### WHAT IS NEEDED
Could you repeat every record below exactly, leaving out the pictures?

-- DATA UNDER STUDY follows --

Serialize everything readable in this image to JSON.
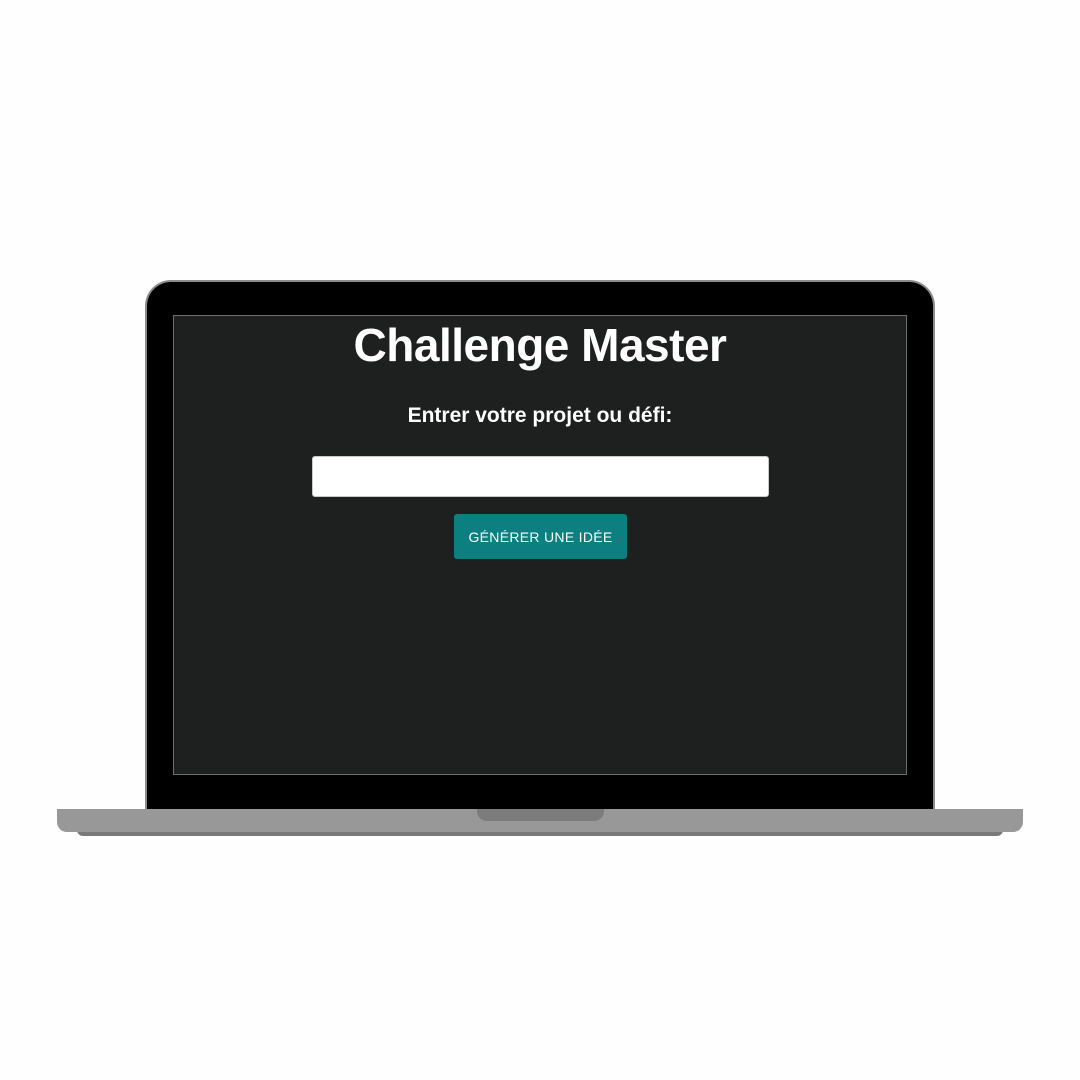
{
  "app": {
    "title": "Challenge Master",
    "prompt_label": "Entrer votre projet ou défi:",
    "input": {
      "value": "",
      "placeholder": ""
    },
    "generate_button_label": "GÉNÉRER UNE IDÉE"
  },
  "colors": {
    "screen_background": "#1e2020",
    "accent_button": "#0c8080",
    "text": "#ffffff",
    "bezel": "#000000",
    "laptop_body": "#989898"
  }
}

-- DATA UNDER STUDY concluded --

### FINISHED TASK
Serialize everything readable in this image to JSON.
{
  "app": {
    "title": "Challenge Master",
    "prompt_label": "Entrer votre projet ou défi:",
    "input": {
      "value": "",
      "placeholder": ""
    },
    "generate_button_label": "GÉNÉRER UNE IDÉE"
  },
  "colors": {
    "screen_background": "#1e2020",
    "accent_button": "#0c8080",
    "text": "#ffffff",
    "bezel": "#000000",
    "laptop_body": "#989898"
  }
}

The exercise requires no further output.